◆ **Requirement**
The response should hold each line from the entries below where "subtitle" is found.

### Given records

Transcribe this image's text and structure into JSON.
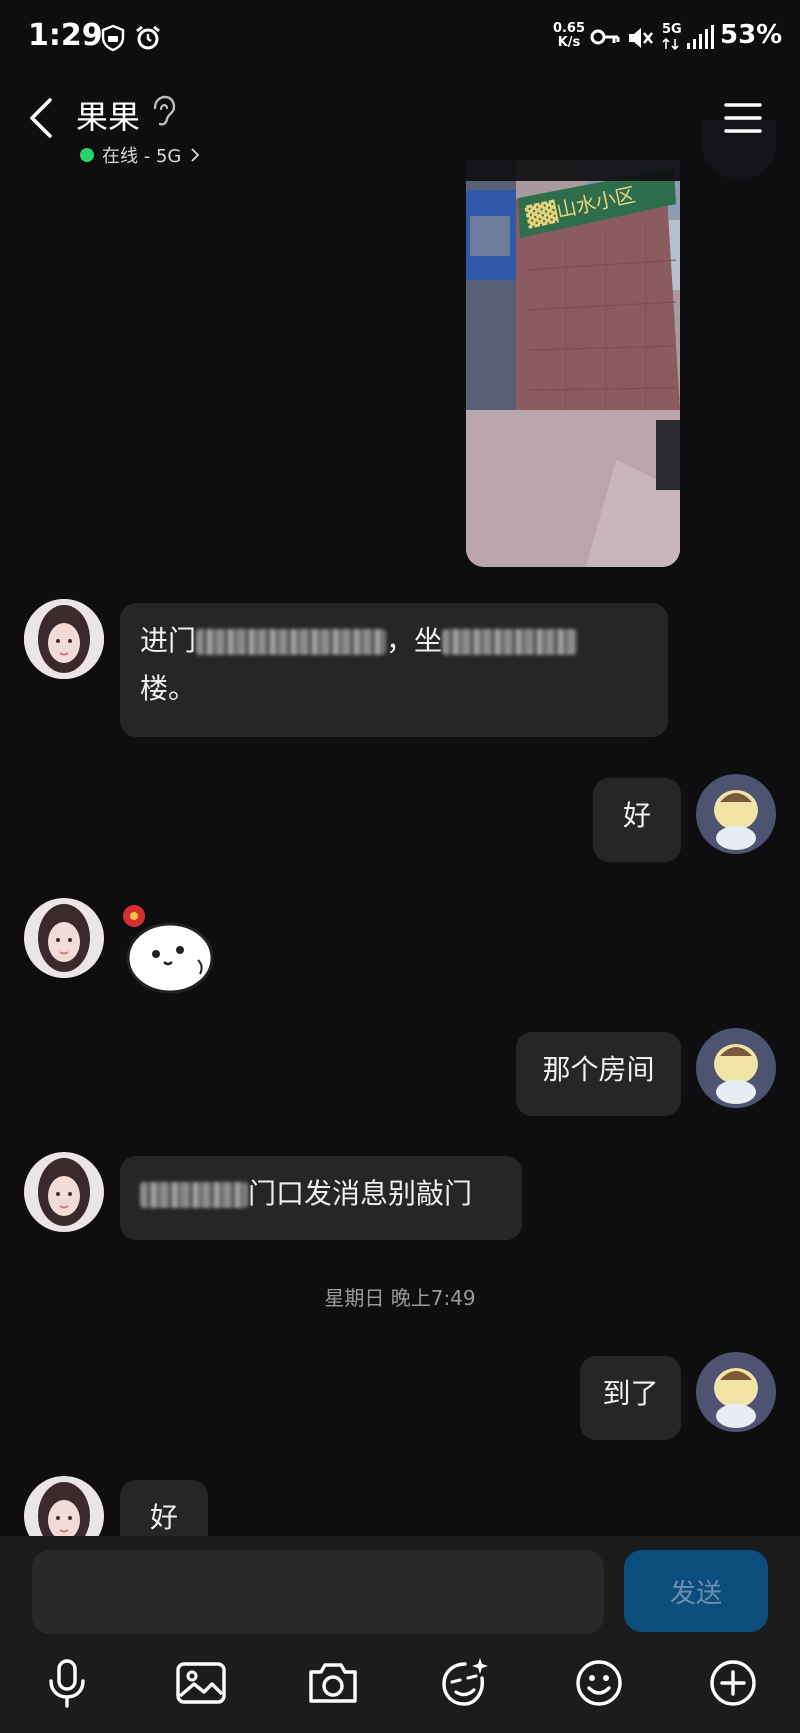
{
  "status_bar": {
    "time": "1:29",
    "net_speed_value": "0.65",
    "net_speed_unit": "K/s",
    "network_type": "5G",
    "battery": "53%"
  },
  "header": {
    "name": "果果",
    "status": "在线 - 5G",
    "online_color": "#28d36b"
  },
  "messages": {
    "m1_part1": "进门",
    "m1_part2": "，坐",
    "m1_part3": "楼。",
    "m2": "好",
    "m3": "那个房间",
    "m4": "门口发消息别敲门",
    "timestamp": "星期日 晚上7:49",
    "m5": "到了",
    "m6": "好"
  },
  "input": {
    "placeholder": "",
    "send_label": "发送"
  },
  "toolbar": {
    "icons": [
      "microphone-icon",
      "image-icon",
      "camera-icon",
      "magic-sticker-icon",
      "emoji-icon",
      "plus-icon"
    ]
  },
  "colors": {
    "background": "#0e0e10",
    "bubble": "#262628",
    "send_button": "#0b4d7c"
  }
}
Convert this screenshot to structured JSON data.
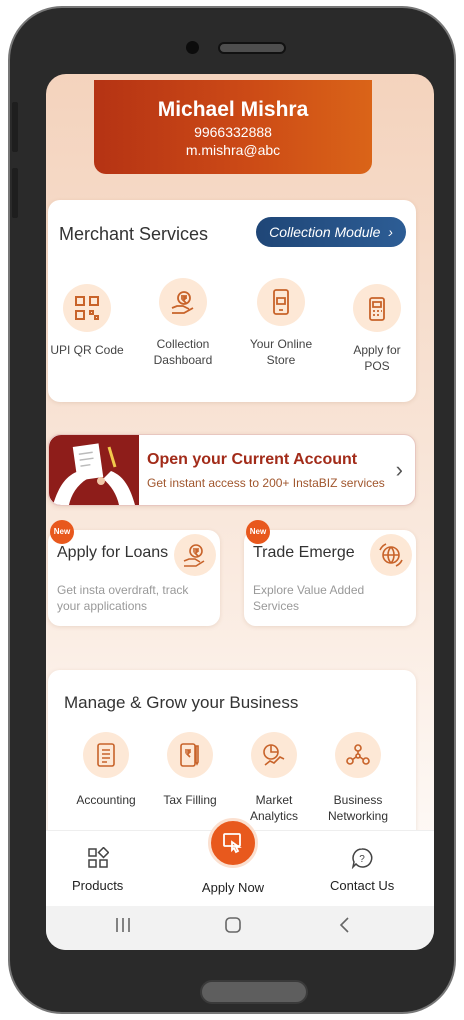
{
  "profile": {
    "name": "Michael Mishra",
    "phone": "9966332888",
    "email": "m.mishra@abc"
  },
  "merchant_services": {
    "title": "Merchant Services",
    "collection_button": "Collection Module",
    "services": [
      {
        "label": "UPI QR Code",
        "icon": "qr-code-icon"
      },
      {
        "label": "Collection Dashboard",
        "icon": "rupee-hand-icon"
      },
      {
        "label": "Your Online Store",
        "icon": "phone-store-icon"
      },
      {
        "label": "Apply for POS",
        "icon": "pos-terminal-icon"
      }
    ]
  },
  "current_account": {
    "title": "Open your Current Account",
    "subtitle": "Get instant access to 200+ InstaBIZ services"
  },
  "loans": {
    "badge": "New",
    "title": "Apply for Loans",
    "subtitle": "Get insta overdraft, track your applications"
  },
  "trade": {
    "badge": "New",
    "title": "Trade Emerge",
    "subtitle": "Explore Value Added Services"
  },
  "manage": {
    "title": "Manage & Grow your Business",
    "items": [
      {
        "label": "Accounting",
        "icon": "ledger-icon"
      },
      {
        "label": "Tax Filling",
        "icon": "tax-document-icon"
      },
      {
        "label": "Market Analytics",
        "icon": "analytics-icon"
      },
      {
        "label": "Business Networking",
        "icon": "network-icon"
      }
    ]
  },
  "bottom_nav": {
    "products": "Products",
    "apply_now": "Apply Now",
    "contact_us": "Contact Us"
  },
  "colors": {
    "accent": "#e8591d",
    "profile_bg": "#c0401a",
    "collection_button": "#24507f"
  }
}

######

◆ **Finished task**
    "subtitle": "Get instant access to 200+ InstaBIZ services"
    "subtitle": "Get insta overdraft, track your applications"
    "subtitle": "Explore Value Added Services"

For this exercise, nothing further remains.